And while Canada may not be fond of being dragged into the debate, Trump’s words aren’t entirely baseless.

A new study by Fraser Research Institute shows that an estimated 45,619 Canadians received non-emergency medical treatment outside of Canada in 2015.

It’s a drop from 2014 where they reported an estimated 52,513 Canadians chose to go abroad -- but still higher than 2013 when 41,838 travelled abroad.

The study surveyed physicians across Canada in 12 major medical specialties and found that overall, one per cent of patients leave the country for medical treatment.

Similar to last year, they also found that British Columbia had the highest proportion of patients travelling abroad to receive treatment (1.6 per cent), while Ontario had the largest number of medical tourists at 22,352.

The most common procedures sought abroad were urological procedures; with urologists reporting the highest proportion of patients travelling abroad for treatment (1.6 per cent).

 “A large number of Canadians clearly feel they have to leave the country to obtain needed and timely medical care,” said Bacchus Barua, study co-author at the Fraser Institute, in a statement.

He told CTVNews.ca that he wouldn’t be surprised if wait times were a key factor in why some Canadians are crossing borders.

The report outlines that in 2015, wait times were over 9 weeks between seeing a specialist and receiving treatment, which is almost 3 weeks longer than doctors consider being ‘reasonable’.

According to Barua, it’s an issue that doesn’t have many solutions.

 “We need to look at ways to help deliver on the universal health care promise,” he said.

But Dr Valorie Crooks, Canada Research Chair in Health Service Geographies, told CTVNews.ca:  “They can’t hang their hat exclusively on wait times,” explaining that people travel for a variety of reasons.

Crooks listed motives such as: procedures being unavailable, immigrants wanting to receive their care in their native country, anonymity and ‘snowbirds’ being treated for chronic conditions while away. 

“Even the act of being placed on a waitlist is enough to prompt some people to consider seeking treatment elsewhere,” she added. 

“The fact of the matter is [medical tourism] is a practice that is untracked, untraced and unregulated. There are speculative accounts but all numbers are unreliable.”

In other words, there’s really no way of knowing how many Canadians are actually going abroad for medical treatment or why. 

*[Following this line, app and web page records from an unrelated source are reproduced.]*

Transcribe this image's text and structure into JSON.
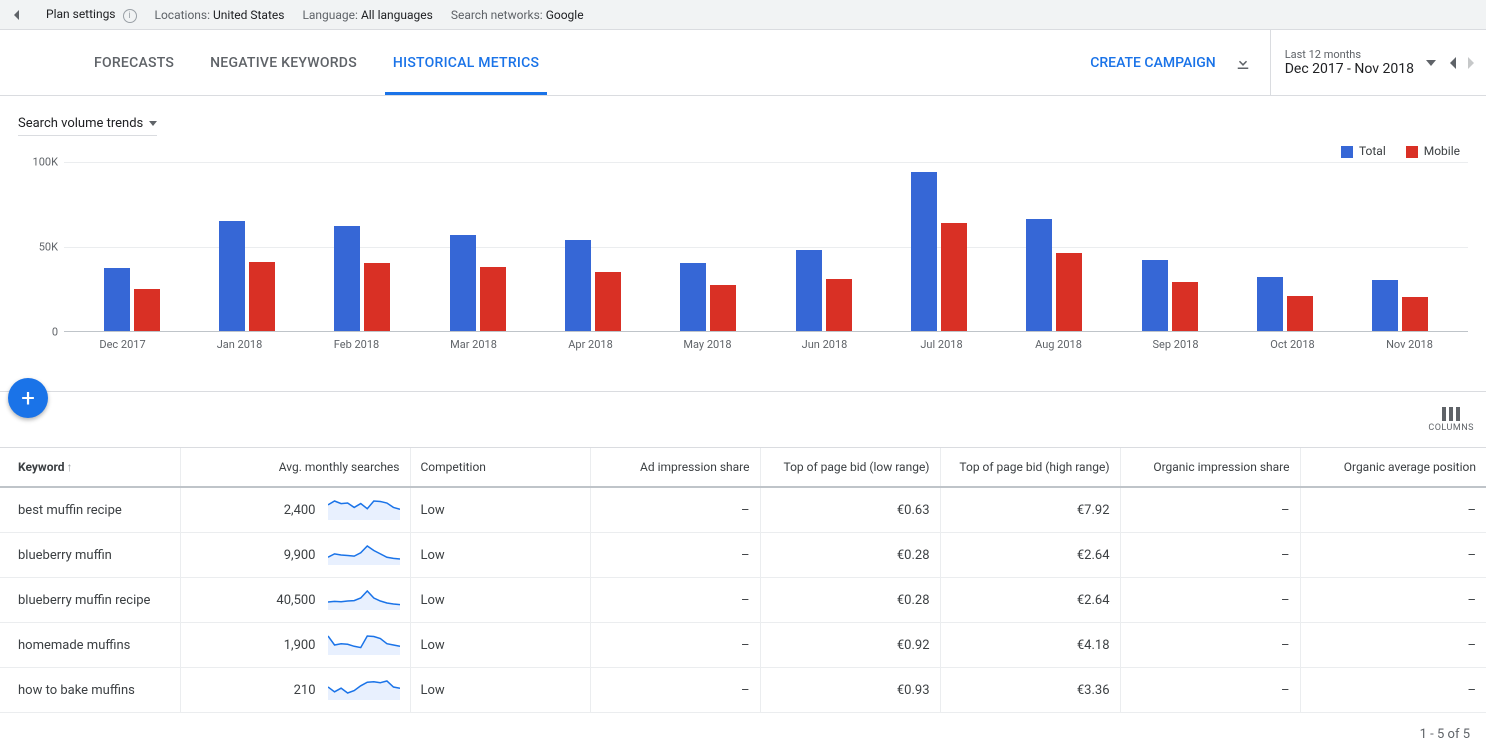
{
  "topbar": {
    "plan_settings": "Plan settings",
    "locations_label": "Locations:",
    "locations_value": "United States",
    "language_label": "Language:",
    "language_value": "All languages",
    "networks_label": "Search networks:",
    "networks_value": "Google"
  },
  "tabs": {
    "forecasts": "FORECASTS",
    "negative": "NEGATIVE KEYWORDS",
    "historical": "HISTORICAL METRICS"
  },
  "actions": {
    "create": "CREATE CAMPAIGN"
  },
  "date_picker": {
    "small": "Last 12 months",
    "range": "Dec 2017 - Nov 2018"
  },
  "chart": {
    "dropdown_label": "Search volume trends",
    "legend_total": "Total",
    "legend_mobile": "Mobile"
  },
  "chart_data": {
    "type": "bar",
    "categories": [
      "Dec 2017",
      "Jan 2018",
      "Feb 2018",
      "Mar 2018",
      "Apr 2018",
      "May 2018",
      "Jun 2018",
      "Jul 2018",
      "Aug 2018",
      "Sep 2018",
      "Oct 2018",
      "Nov 2018"
    ],
    "series": [
      {
        "name": "Total",
        "values": [
          37000,
          65000,
          62000,
          57000,
          54000,
          40000,
          48000,
          94000,
          66000,
          42000,
          32000,
          30000
        ]
      },
      {
        "name": "Mobile",
        "values": [
          25000,
          41000,
          40000,
          38000,
          35000,
          27000,
          31000,
          64000,
          46000,
          29000,
          21000,
          20000
        ]
      }
    ],
    "ylabel": "",
    "xlabel": "",
    "ylim": [
      0,
      100000
    ],
    "yticks": [
      "0",
      "50K",
      "100K"
    ],
    "colors": {
      "Total": "#3667d6",
      "Mobile": "#d93025"
    }
  },
  "columns_btn": "COLUMNS",
  "table": {
    "headers": {
      "keyword": "Keyword",
      "avg": "Avg. monthly searches",
      "competition": "Competition",
      "ad_share": "Ad impression share",
      "bid_low": "Top of page bid (low range)",
      "bid_high": "Top of page bid (high range)",
      "organic_share": "Organic impression share",
      "organic_pos": "Organic average position"
    },
    "rows": [
      {
        "keyword": "best muffin recipe",
        "avg": "2,400",
        "competition": "Low",
        "ad_share": "–",
        "bid_low": "€0.63",
        "bid_high": "€7.92",
        "organic_share": "–",
        "organic_pos": "–",
        "spark": [
          55,
          70,
          60,
          62,
          45,
          60,
          40,
          70,
          68,
          62,
          45,
          38
        ]
      },
      {
        "keyword": "blueberry muffin",
        "avg": "9,900",
        "competition": "Low",
        "ad_share": "–",
        "bid_low": "€0.28",
        "bid_high": "€2.64",
        "organic_share": "–",
        "organic_pos": "–",
        "spark": [
          30,
          45,
          40,
          38,
          35,
          50,
          80,
          60,
          45,
          30,
          25,
          22
        ]
      },
      {
        "keyword": "blueberry muffin recipe",
        "avg": "40,500",
        "competition": "Low",
        "ad_share": "–",
        "bid_low": "€0.28",
        "bid_high": "€2.64",
        "organic_share": "–",
        "organic_pos": "–",
        "spark": [
          35,
          38,
          36,
          40,
          42,
          55,
          90,
          55,
          40,
          30,
          25,
          22
        ]
      },
      {
        "keyword": "homemade muffins",
        "avg": "1,900",
        "competition": "Low",
        "ad_share": "–",
        "bid_low": "€0.92",
        "bid_high": "€4.18",
        "organic_share": "–",
        "organic_pos": "–",
        "spark": [
          70,
          35,
          40,
          38,
          30,
          25,
          70,
          68,
          60,
          40,
          35,
          30
        ]
      },
      {
        "keyword": "how to bake muffins",
        "avg": "210",
        "competition": "Low",
        "ad_share": "–",
        "bid_low": "€0.93",
        "bid_high": "€3.36",
        "organic_share": "–",
        "organic_pos": "–",
        "spark": [
          50,
          30,
          45,
          25,
          35,
          55,
          70,
          72,
          68,
          75,
          50,
          45
        ]
      }
    ]
  },
  "footer": "1 - 5 of 5"
}
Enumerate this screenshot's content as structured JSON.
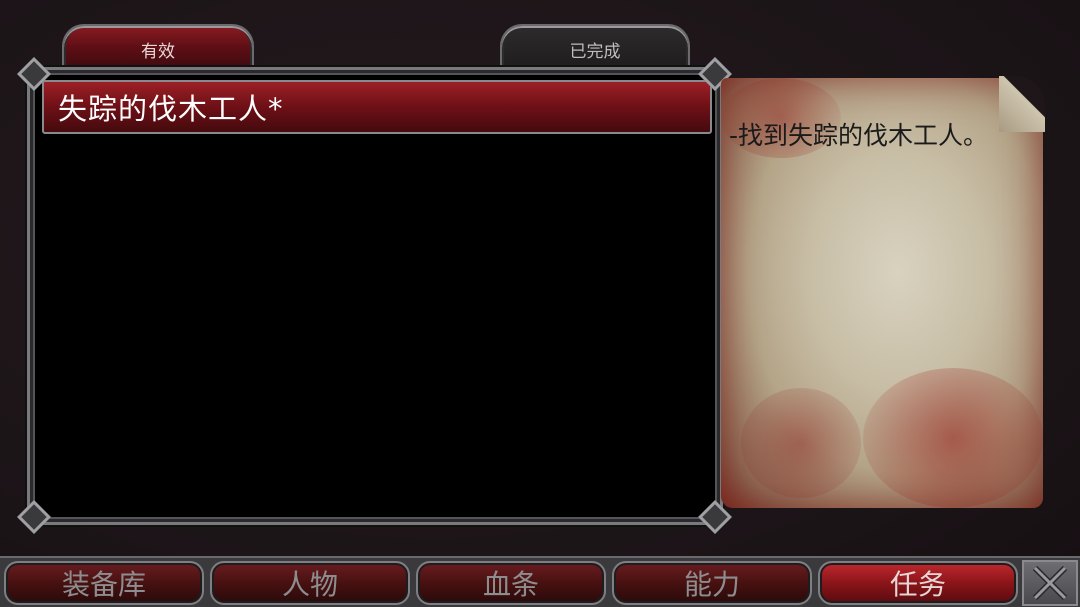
{
  "tabs": {
    "active_label": "有效",
    "completed_label": "已完成"
  },
  "quest_list": {
    "items": [
      {
        "title": "失踪的伐木工人*"
      }
    ]
  },
  "quest_detail": {
    "description": "-找到失踪的伐木工人。"
  },
  "bottom_nav": {
    "items": [
      {
        "label": "装备库"
      },
      {
        "label": "人物"
      },
      {
        "label": "血条"
      },
      {
        "label": "能力"
      },
      {
        "label": "任务",
        "active": true
      }
    ]
  },
  "colors": {
    "accent_red": "#8a1519",
    "frame_grey": "#7a7a7e",
    "background": "#1e1619"
  },
  "icons": {
    "close": "close-x-icon"
  }
}
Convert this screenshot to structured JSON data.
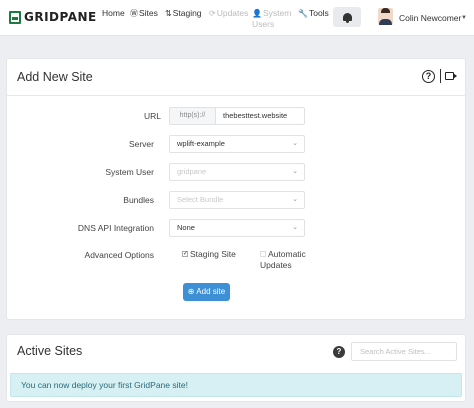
{
  "brand": {
    "name": "GRIDPANE"
  },
  "nav": {
    "items": [
      {
        "label": "Home",
        "icon": ""
      },
      {
        "label": "Sites",
        "icon": "wordpress-icon"
      },
      {
        "label": "Staging",
        "icon": "staging-icon"
      },
      {
        "label": "Updates",
        "icon": "updates-icon",
        "disabled": true
      },
      {
        "label": "System Users",
        "icon": "user-icon",
        "disabled": true
      },
      {
        "label": "Tools",
        "icon": "wrench-icon"
      }
    ],
    "username": "Colin Newcomer"
  },
  "add_site": {
    "title": "Add New Site",
    "url_label": "URL",
    "url_prefix": "http(s)://",
    "url_value": "thebesttest.website",
    "server_label": "Server",
    "server_value": "wplift-example",
    "system_user_label": "System User",
    "system_user_placeholder": "gridpane",
    "bundles_label": "Bundles",
    "bundles_placeholder": "Select Bundle",
    "dns_label": "DNS API Integration",
    "dns_value": "None",
    "advanced_label": "Advanced Options",
    "staging_label": "Staging Site",
    "staging_checked": true,
    "auto_updates_label": "Automatic Updates",
    "auto_updates_checked": false,
    "submit_label": "Add site"
  },
  "active_sites": {
    "title": "Active Sites",
    "search_placeholder": "Search Active Sites...",
    "alert": "You can now deploy your first GridPane site!"
  },
  "colors": {
    "brand_green": "#1e7a43",
    "primary": "#3d8fd6",
    "alert_bg": "#d6f0f3"
  }
}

And while Trump puts Canadians’ health care system in his crosshairs, Canada is ranked as the number one medical tourist destination, receiving over 16.6 million tourists per year, according to the medical tourism index.